When evaluating the troubled liquor liability market, it’s not lost on experts that multiple victims exist, including the third parties injured by over-served patrons.

Stegmaier noted that it’s crucial to protect the rights of those third parties, while also ensuring that businesses can operate sustainably and that the market remains viable.

Asheton Reid, community outreach director of SC Venue Crisis, a grassroots organization pushing for liquor liability reform shared that SC Venue Crisis remains committed to showing support for stricter DUI laws to hopefully decrease dangerous drivers and, in turn, reduce the number of victims.

“If a venue is truly knowingly over-serving someone, yes, they should be held accountable, but there is a lot of personal responsibility that goes along with that as well,” she said. “We just try to be as sensitive and respectful as possible on the topic.”

Stegmaier agreed that compromise is crucial in any effort to remedy the market, adding that if the plaintiff’s bar were to continue to have its way, it’s not a sustainable process.

Dubisky shared that he’s cautious not to make it sound like reform to the market is a self-serving effort to reduce claims and payouts, since that’s exactly what insurance is intended for.

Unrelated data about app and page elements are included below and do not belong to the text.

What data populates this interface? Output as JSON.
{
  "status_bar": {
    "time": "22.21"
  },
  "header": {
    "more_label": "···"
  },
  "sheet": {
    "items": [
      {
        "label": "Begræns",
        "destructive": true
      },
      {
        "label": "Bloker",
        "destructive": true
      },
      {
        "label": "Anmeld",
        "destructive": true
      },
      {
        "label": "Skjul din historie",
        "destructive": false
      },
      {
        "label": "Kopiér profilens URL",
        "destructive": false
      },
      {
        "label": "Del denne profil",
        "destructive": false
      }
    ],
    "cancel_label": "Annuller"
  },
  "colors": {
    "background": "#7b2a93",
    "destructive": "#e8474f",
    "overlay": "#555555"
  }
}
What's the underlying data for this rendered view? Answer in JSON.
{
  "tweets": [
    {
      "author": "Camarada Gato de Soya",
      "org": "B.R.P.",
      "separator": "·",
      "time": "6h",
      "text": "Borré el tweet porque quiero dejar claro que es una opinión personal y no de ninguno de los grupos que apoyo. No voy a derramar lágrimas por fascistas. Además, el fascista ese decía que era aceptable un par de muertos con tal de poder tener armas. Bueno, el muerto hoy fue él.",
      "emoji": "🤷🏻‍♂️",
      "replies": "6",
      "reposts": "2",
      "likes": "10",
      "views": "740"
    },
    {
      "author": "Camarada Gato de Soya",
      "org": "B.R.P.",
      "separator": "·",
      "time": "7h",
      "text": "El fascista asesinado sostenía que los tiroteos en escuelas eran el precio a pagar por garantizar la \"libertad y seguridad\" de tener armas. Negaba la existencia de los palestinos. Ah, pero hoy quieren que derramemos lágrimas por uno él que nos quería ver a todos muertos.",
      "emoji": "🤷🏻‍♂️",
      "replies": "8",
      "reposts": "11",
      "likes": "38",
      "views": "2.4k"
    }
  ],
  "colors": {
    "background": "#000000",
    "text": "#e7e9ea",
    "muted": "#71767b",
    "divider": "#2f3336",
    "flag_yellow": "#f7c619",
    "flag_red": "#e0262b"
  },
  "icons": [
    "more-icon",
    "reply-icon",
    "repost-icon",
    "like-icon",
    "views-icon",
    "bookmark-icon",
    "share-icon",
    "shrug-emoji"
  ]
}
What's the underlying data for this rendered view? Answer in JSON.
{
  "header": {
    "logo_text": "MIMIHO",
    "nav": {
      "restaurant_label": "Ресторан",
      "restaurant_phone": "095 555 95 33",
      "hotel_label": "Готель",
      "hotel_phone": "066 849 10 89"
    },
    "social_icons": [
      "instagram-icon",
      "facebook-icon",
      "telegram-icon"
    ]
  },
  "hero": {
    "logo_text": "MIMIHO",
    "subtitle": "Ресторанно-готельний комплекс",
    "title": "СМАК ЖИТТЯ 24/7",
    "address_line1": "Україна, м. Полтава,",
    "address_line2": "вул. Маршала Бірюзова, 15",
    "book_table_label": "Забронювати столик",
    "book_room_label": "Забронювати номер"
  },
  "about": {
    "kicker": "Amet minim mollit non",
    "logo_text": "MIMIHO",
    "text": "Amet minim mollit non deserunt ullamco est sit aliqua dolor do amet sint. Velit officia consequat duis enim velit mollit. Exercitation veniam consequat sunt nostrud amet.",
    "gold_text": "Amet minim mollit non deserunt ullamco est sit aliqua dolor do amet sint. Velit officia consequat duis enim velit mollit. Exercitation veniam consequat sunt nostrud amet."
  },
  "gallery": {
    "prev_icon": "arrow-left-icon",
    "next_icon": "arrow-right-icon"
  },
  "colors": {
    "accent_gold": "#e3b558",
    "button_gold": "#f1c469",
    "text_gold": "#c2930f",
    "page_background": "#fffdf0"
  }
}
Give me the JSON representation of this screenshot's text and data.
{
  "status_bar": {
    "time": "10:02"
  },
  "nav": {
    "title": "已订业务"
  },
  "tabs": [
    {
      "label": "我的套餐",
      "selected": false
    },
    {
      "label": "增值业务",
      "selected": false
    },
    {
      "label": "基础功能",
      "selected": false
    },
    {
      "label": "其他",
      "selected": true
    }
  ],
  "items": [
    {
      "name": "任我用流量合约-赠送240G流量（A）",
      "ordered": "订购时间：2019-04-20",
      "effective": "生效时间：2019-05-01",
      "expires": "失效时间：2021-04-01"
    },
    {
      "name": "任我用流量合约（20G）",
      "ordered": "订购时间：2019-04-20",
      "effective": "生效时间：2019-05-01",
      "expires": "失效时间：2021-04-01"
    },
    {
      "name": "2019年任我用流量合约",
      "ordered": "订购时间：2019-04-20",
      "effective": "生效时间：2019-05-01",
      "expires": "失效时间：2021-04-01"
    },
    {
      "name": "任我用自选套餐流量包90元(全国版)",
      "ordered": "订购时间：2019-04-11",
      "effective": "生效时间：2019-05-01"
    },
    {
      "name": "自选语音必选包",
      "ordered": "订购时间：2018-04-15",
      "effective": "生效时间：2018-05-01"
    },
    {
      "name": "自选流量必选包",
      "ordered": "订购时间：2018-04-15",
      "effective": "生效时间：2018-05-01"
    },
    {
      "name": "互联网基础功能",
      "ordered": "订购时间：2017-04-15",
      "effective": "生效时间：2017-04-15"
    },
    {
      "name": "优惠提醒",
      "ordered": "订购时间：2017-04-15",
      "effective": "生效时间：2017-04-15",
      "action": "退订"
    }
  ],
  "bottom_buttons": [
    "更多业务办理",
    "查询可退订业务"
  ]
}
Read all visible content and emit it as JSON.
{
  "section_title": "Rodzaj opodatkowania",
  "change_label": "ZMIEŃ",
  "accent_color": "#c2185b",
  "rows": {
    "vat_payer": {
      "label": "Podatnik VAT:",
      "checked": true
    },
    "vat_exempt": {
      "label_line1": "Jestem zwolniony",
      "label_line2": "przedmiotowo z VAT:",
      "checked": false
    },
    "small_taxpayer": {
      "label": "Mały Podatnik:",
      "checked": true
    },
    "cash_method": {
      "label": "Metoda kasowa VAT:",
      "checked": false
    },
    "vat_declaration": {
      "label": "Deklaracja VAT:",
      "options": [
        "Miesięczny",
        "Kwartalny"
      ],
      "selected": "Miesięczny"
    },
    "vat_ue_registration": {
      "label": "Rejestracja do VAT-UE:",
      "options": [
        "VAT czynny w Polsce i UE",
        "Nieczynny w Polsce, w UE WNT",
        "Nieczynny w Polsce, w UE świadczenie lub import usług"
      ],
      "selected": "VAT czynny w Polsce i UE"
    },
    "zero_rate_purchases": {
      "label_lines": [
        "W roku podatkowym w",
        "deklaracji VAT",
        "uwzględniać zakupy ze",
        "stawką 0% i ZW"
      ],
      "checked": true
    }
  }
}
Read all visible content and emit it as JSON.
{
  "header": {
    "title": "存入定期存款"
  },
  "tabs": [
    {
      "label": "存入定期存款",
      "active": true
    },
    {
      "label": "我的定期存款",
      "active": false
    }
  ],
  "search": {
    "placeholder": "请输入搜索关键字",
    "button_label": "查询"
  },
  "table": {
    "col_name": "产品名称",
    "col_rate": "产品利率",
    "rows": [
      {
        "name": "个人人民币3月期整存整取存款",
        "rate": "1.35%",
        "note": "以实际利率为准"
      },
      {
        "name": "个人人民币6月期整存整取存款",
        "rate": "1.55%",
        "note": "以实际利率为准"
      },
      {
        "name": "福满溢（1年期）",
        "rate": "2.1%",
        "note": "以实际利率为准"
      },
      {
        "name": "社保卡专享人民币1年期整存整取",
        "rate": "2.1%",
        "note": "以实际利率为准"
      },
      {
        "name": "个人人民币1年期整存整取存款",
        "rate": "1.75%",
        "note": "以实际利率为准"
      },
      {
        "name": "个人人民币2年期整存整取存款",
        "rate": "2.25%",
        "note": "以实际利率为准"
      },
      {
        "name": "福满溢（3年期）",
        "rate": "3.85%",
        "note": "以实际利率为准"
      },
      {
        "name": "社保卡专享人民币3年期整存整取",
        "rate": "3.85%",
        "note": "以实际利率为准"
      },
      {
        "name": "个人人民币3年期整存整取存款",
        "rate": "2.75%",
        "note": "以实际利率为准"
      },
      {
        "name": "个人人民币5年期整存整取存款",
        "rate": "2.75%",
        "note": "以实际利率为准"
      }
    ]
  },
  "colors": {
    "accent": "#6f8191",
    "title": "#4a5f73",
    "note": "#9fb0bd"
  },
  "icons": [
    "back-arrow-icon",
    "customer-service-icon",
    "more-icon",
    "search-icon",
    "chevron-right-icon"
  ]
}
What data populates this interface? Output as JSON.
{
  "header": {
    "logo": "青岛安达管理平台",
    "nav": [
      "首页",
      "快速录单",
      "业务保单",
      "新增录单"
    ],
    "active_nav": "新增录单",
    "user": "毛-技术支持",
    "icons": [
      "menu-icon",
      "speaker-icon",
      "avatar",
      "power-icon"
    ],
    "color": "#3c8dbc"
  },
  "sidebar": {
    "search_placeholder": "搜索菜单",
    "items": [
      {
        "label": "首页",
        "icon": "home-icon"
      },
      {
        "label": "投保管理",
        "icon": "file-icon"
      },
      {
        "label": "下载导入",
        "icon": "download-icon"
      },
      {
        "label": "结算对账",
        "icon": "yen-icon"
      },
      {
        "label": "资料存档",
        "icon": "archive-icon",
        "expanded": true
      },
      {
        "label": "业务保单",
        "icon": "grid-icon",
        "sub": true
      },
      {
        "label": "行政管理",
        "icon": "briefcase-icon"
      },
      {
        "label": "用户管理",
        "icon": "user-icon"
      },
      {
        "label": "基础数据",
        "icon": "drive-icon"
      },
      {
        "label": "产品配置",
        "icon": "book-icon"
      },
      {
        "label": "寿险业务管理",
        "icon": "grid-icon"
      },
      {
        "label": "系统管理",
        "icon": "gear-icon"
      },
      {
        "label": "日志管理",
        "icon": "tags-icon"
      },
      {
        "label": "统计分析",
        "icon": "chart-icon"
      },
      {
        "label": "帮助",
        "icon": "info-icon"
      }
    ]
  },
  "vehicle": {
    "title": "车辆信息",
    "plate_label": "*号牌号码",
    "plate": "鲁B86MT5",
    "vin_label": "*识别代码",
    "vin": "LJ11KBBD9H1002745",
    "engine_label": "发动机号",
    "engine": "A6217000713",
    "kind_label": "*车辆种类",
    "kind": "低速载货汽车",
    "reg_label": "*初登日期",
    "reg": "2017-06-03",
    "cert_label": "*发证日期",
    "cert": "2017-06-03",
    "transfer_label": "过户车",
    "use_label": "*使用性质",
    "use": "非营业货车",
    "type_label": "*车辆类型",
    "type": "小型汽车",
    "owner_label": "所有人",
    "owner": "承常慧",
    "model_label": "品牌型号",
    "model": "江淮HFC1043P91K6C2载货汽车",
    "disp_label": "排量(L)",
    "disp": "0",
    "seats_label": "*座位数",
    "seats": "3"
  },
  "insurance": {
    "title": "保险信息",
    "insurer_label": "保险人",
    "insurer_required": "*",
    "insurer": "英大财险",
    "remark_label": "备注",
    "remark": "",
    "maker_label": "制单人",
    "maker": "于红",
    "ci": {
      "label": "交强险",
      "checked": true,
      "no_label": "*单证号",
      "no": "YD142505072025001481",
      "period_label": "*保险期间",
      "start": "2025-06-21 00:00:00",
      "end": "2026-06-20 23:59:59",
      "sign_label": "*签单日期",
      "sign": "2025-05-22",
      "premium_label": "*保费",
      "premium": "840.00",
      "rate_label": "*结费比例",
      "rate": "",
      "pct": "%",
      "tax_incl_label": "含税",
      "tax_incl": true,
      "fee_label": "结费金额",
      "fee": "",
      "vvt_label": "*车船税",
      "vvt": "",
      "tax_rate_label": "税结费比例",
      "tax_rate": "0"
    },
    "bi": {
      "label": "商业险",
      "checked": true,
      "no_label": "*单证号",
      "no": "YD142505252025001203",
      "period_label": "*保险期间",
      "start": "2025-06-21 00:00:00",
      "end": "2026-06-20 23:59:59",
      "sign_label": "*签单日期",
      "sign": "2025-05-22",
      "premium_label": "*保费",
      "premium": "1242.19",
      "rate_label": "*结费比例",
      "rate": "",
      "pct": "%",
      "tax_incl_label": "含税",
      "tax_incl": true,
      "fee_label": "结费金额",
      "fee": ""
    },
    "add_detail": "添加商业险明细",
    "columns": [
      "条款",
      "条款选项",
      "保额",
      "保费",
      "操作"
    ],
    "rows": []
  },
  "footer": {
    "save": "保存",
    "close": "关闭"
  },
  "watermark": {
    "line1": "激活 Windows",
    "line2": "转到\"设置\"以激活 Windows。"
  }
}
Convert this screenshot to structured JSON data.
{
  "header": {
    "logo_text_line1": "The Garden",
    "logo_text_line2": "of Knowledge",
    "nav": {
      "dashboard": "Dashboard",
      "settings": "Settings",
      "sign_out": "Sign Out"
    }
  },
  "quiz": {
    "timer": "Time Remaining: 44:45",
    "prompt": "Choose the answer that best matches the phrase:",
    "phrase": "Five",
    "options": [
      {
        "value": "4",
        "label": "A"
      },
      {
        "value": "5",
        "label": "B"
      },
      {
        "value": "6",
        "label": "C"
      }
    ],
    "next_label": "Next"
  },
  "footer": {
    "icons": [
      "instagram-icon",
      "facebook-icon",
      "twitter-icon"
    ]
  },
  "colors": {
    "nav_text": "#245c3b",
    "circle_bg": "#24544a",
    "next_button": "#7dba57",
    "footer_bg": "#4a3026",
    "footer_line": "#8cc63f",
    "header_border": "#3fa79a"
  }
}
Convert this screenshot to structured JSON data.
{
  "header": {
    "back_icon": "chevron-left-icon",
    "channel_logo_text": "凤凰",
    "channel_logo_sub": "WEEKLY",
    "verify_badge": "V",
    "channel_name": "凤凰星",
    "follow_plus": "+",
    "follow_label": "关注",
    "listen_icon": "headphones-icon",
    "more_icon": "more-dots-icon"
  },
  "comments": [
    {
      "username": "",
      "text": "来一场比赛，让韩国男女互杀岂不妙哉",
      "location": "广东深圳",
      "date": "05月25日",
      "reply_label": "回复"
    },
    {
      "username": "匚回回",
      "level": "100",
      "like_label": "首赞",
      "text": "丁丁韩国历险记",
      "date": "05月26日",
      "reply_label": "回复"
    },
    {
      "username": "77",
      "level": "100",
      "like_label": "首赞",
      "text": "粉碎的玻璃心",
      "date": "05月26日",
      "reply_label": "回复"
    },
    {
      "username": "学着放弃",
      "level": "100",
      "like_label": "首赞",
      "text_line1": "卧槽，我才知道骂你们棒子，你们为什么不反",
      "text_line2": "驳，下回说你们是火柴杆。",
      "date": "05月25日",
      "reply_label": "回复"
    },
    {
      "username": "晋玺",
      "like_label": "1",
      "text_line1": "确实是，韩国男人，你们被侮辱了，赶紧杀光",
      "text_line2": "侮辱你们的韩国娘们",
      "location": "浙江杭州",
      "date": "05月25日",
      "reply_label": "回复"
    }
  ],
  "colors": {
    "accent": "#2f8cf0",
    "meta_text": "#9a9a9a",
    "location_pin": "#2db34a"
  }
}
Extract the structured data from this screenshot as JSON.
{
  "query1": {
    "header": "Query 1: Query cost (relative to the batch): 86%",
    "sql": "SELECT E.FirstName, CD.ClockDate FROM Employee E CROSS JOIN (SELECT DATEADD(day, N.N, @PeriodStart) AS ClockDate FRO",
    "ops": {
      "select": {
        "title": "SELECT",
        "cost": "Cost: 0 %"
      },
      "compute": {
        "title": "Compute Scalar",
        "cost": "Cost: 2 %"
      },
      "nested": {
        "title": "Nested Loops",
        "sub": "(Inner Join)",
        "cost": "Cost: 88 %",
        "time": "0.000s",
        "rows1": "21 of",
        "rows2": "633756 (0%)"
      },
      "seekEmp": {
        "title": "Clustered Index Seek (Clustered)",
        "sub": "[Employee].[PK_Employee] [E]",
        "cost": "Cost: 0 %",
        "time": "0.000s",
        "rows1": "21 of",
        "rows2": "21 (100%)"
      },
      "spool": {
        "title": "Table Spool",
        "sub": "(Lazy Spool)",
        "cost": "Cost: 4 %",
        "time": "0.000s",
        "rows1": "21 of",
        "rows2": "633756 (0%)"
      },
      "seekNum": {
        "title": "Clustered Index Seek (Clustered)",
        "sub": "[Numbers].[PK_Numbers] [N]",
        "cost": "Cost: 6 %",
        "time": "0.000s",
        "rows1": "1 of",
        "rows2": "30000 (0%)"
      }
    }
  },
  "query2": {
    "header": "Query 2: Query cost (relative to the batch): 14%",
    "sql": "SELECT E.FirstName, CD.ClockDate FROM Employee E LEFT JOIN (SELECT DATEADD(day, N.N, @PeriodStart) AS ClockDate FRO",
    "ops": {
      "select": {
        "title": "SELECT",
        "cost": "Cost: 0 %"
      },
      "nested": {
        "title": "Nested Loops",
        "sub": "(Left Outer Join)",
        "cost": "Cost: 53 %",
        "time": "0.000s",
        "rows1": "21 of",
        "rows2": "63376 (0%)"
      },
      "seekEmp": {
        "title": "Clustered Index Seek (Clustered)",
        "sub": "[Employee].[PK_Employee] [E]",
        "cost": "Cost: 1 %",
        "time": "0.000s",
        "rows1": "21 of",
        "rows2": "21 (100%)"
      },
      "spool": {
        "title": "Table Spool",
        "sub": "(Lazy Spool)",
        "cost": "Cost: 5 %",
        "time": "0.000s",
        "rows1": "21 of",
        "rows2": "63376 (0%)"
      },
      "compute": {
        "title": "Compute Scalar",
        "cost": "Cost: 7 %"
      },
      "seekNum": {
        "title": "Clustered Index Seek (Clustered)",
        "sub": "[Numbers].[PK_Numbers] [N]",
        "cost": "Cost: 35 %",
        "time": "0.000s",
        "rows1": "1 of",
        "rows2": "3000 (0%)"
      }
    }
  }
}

However, he noted that “something’s out of whack here when you look at the other state’s data side by side.”

In May, popular music venue The Blind Horse Saloon was forced to close its doors after nearly 30 years of operation because of South Carolina liquor insurance requirements, according to a social media post by the venue.

The venue’s closure, which hosted country music acts including Garth Brooks and Cody Johnson, was a heavy hit to the upstate region, prompting further support for SC Venue Crisis’ mission, Reid said.

Of the venue’s closure, Stegmaier emphasized that the market has reached a point where business owners can’t afford to operate, buy inventory or keep the lights on because premiums have become so expensive.

“Hospitality’s our largest industry in South Carolina, especially on the coast, but everywhere else in South Carolina it’s a large supporter,” he said. “We’re in crisis mode right now.”

 

–Editing by Amy Rowe.

About Christian Stegmaier
Senior Shareholder

Christian Stegmaier is a shareholder and chair of the Retail & Hospitality Practice Group at Collins & Lacy in Columbia. He is also active in the firm’s professional liability and appellate practices. Stegmaier welcomes your questions at (803) 255-0454 or cstegmaier@collinsandlacy.com.